It’s not easy being different in a musical community as rich and diverse as Charlotte. No, Charlotte’s not considered a music city, but it - like North Carolina - is actually teaming with musical talent. Even with such a busy music scene, Charlotte rock quartet the Hawthornes manages to come across as original.
On its debut album, "More Than Eyes Can See," the Hawthornes draws from a deep well of influences while creating a cohesive sound all its own. Guitarist Mike Prescott's busy, lyrical playing gives the group a foundation in classic rock, but the rhythm section of bassist Christopher Freeman and drummer drummer Rob Bowser add a funk and jazz backbeat that's as much a part of the sound as Prescott's fluid finger work. Vocalist Walter Charles adds another layer with a versatile voice that channels elements of Seal (most notably), Peter Gabriel, a hint of a more restrained Michael McDonald, and even Sade. Like the world music R&B singer, the Hawthornes are nothing if not smooth.
The Hawthornes cover a lot of stylistic ground in eight tracks. The album kicks off with funk-rock riffs worthy of Lenny Kravitz. “Imagination” combines Charles’ Seal-like croon with a sort of late `70s/early `80s ELO/Alan Parsons Project vibe. There’s a touch of yacht rock in the harmonies and the flowery guitar solo as the song sails into a meaty finale that might make Prince proud. While indie hipsters may wave the yacht rock flag with a wink, there’s no irony here.
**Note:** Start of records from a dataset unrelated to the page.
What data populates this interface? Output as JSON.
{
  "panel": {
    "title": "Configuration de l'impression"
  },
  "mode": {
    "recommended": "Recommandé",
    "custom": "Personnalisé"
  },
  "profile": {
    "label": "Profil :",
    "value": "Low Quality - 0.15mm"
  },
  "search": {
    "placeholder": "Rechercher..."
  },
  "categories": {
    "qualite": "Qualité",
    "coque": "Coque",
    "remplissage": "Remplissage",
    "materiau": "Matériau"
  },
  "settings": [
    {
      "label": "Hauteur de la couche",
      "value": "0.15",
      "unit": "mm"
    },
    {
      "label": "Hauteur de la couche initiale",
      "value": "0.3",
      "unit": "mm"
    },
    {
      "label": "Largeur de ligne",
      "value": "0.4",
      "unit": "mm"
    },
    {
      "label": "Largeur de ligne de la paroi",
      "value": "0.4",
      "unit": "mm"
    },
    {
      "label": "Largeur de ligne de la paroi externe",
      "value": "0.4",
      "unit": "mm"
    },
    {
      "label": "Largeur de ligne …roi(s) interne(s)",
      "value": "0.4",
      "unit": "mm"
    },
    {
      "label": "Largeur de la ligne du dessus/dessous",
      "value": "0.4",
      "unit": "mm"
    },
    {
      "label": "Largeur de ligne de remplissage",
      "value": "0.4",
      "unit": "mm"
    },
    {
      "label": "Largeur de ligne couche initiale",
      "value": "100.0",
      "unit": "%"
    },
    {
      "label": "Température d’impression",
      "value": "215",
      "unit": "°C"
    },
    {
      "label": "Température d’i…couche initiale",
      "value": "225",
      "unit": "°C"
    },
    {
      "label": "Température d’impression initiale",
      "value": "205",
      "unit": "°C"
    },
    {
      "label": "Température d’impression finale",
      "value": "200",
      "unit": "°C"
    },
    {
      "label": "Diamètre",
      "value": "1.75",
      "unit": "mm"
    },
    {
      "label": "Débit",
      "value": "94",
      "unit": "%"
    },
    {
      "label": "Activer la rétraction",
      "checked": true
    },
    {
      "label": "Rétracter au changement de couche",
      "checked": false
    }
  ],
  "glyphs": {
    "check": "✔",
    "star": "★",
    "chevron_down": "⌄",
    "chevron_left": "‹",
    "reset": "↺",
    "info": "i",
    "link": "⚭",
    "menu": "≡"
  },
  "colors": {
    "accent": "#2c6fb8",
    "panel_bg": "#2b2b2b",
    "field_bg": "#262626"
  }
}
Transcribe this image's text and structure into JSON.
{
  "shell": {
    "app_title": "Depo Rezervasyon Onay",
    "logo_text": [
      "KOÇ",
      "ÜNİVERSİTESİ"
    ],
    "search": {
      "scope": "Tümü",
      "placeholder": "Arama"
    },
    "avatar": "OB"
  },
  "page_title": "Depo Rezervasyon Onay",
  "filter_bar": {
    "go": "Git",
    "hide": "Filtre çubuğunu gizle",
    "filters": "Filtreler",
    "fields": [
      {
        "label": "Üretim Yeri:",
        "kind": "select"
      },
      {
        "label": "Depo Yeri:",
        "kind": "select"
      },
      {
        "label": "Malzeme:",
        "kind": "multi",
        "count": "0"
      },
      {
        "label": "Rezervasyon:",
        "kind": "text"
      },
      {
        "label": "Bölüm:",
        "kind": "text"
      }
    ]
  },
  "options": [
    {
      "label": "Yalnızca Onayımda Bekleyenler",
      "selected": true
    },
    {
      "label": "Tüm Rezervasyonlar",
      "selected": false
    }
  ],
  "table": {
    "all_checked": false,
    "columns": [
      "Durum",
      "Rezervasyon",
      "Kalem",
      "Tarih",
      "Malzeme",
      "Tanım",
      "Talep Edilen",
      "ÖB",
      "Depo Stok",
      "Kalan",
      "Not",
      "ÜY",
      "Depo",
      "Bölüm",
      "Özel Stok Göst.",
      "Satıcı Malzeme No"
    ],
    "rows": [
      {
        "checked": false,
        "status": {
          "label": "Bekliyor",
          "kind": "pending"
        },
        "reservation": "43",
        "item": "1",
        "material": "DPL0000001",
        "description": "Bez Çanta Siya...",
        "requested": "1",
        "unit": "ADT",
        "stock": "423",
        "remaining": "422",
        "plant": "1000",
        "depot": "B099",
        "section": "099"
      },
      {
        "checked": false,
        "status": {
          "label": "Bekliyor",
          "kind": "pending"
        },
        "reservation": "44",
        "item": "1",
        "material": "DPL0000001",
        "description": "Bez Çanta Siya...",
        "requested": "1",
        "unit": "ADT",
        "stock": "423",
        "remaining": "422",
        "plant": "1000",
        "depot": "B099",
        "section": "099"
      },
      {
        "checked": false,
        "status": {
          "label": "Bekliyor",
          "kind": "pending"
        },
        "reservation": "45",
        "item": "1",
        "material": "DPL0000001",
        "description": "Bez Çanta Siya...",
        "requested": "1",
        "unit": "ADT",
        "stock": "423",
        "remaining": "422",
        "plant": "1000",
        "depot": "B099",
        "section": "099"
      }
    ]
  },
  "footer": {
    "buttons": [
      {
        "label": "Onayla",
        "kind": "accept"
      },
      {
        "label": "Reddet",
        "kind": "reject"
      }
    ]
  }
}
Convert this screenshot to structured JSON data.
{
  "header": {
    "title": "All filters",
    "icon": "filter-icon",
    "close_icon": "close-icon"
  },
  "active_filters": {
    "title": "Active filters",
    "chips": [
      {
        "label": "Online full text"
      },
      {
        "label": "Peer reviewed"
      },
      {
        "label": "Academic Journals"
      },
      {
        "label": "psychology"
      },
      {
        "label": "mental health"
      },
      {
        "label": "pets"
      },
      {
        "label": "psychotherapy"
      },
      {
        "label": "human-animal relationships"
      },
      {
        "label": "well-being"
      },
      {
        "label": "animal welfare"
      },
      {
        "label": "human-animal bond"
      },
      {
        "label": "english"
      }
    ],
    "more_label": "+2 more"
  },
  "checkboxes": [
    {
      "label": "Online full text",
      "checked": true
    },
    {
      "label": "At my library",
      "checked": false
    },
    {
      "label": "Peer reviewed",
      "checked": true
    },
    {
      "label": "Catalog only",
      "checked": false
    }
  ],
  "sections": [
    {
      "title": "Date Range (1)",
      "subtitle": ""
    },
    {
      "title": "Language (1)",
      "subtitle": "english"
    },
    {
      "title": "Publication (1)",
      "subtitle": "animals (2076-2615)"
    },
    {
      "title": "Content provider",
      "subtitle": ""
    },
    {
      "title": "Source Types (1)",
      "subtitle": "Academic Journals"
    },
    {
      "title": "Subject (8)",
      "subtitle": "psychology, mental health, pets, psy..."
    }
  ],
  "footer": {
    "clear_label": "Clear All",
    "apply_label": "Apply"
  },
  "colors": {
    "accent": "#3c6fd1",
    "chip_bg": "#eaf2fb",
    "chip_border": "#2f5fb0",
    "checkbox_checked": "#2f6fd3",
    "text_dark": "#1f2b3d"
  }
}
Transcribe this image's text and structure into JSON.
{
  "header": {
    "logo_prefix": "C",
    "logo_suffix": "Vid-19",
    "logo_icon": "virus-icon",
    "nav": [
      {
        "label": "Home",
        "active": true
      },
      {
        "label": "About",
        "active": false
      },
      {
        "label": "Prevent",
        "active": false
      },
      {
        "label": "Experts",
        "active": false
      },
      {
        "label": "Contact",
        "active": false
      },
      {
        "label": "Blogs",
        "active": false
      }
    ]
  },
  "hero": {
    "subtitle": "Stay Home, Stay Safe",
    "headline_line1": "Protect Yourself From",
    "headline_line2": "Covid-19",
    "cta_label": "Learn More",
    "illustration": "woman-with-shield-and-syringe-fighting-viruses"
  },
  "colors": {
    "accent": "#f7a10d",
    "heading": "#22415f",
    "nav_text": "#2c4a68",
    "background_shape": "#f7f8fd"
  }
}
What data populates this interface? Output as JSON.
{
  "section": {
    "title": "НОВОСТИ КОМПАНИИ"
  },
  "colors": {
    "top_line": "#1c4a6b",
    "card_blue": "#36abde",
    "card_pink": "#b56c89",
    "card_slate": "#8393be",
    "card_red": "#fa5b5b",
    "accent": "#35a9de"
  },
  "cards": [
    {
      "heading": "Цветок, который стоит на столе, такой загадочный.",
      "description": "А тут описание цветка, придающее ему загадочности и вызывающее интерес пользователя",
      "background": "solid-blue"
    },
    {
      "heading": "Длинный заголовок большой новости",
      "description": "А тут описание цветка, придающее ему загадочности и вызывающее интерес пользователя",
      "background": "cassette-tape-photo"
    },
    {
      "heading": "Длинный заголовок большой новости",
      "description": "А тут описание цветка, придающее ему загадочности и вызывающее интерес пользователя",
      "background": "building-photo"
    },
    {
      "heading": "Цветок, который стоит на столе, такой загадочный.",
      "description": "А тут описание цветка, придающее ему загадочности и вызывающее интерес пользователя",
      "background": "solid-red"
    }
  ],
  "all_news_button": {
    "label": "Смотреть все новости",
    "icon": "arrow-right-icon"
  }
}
During “Runaway” most of the band drops out for a rhythmic breakdown that builds tension before easing back into the smooth, gorgeous melodies of Prescott's guitar and Charles’ vocals. It’s a bit like prog Peter Gabriel. The woven layers of jazz, prog-rock, classic rock, R&B and funk - all genres that were finding footing in popular music and, better yet, through fusion projects in the `70s - come through as genuine. You get a sense that these musicians have been absorbing disparate music and honing their chops for years. How else could they segue from the soulful beauty of “Man Down” to a dark, wah-heavy, psychedelic rocker like “Drums of War.” The latter track in particular links Hendrix and Rush and a touch of Thin Lizzy.
I can’t think of anyone else who could draw even thin comparisons to Thin Lizzy and Sade on the same album and do it well. The stylistic span really illustrates the group’s range. “More Than Eyes Can See” doesn’t sound like a mishmash either. Even with the versatility and diversity it all sounds like its coming from the same band, which is really one of the biggest challenges for a group - finding its own sound. The Hawthornes have done so here.